In late November, the Administration announced the end of TPS for more than 45,000 Haitians who came to the US after a 2010 earthquake, and it suggested that others in the program, in particular Hondurans, may soon be deported. Nicaraguans lost their protections last year.

Driven by the hard-right views of advisors like Stephen Miller and Donald Trump’s anti-immigrant views — last month it was reported that he said all Haitians “have AIDS” — the Administration has been sharply cutting the number of immigrants allowed into the US, threatened deportations of those already in the country, and ended protections from March for 800,000 young undocumented immigrants, known as Dreamers, unless Congress grants them legal status.

The Department of Homeland Security said yesterday that roads, schools, hospitals, homes, and water systems have been reconstructed so Salvadorans must return: “Based on careful consideration of available information, the Secretary determined that the original conditions caused by the 2001 earthquakes no longer exist. Thus, under the applicable statute, the current TPS designation must be terminated.”

But one of those affected, Veronica Lagunas, said:

We had hope that if we worked hard, paid our taxes and didn’t get in trouble we would be allowed to stay.

There is nothing to go back to in El Salvador/ The infrastructure may be better now, but the country is in no condition to receive us.

Lagunas said she will remain in the United States illegally, risking arrest and deportation, but she will lose her job and her family will be without medical insurance.

Another Salvadoran, Carlos Jiron, started a small contracting business and now carried out big jobs such as the painting of federal buildings in the Washington area. He said he will have to decide whether to take his children to El Salvador, where he said they will not maximize their potential and will face safety threats; leave them with guardians in the United States; or remain in the country despite the deportation risk.

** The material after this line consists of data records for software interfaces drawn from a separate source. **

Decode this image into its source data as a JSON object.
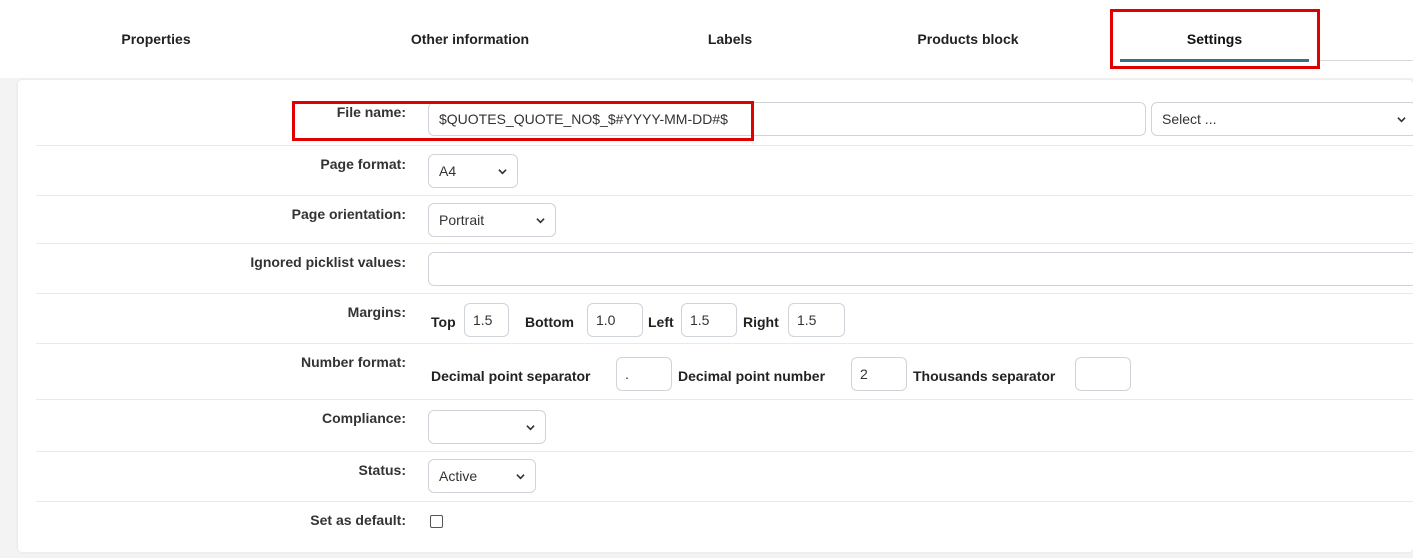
{
  "tabs": [
    {
      "label": "Properties"
    },
    {
      "label": "Other information"
    },
    {
      "label": "Labels"
    },
    {
      "label": "Products block"
    },
    {
      "label": "Settings",
      "active": true
    }
  ],
  "colors": {
    "highlight": "#e10000",
    "active_underline": "#3a6f86"
  },
  "form": {
    "file_name": {
      "label": "File name:",
      "value": "$QUOTES_QUOTE_NO$_$#YYYY-MM-DD#$",
      "variable_select": "Select ..."
    },
    "page_format": {
      "label": "Page format:",
      "value": "A4"
    },
    "page_orientation": {
      "label": "Page orientation:",
      "value": "Portrait"
    },
    "ignored_picklist": {
      "label": "Ignored picklist values:",
      "value": ""
    },
    "margins": {
      "label": "Margins:",
      "top_label": "Top",
      "top": "1.5",
      "bottom_label": "Bottom",
      "bottom": "1.0",
      "left_label": "Left",
      "left": "1.5",
      "right_label": "Right",
      "right": "1.5"
    },
    "number_format": {
      "label": "Number format:",
      "decimal_sep_label": "Decimal point separator",
      "decimal_sep": ".",
      "decimal_num_label": "Decimal point number",
      "decimal_num": "2",
      "thousands_label": "Thousands separator",
      "thousands": ""
    },
    "compliance": {
      "label": "Compliance:",
      "value": ""
    },
    "status": {
      "label": "Status:",
      "value": "Active"
    },
    "set_default": {
      "label": "Set as default:",
      "checked": false
    }
  }
}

“We have built a life here,” said Jiron.

Fewer than 100,000 people now remain in the TPS program, signed into law by President George H.W. Bush in 1990.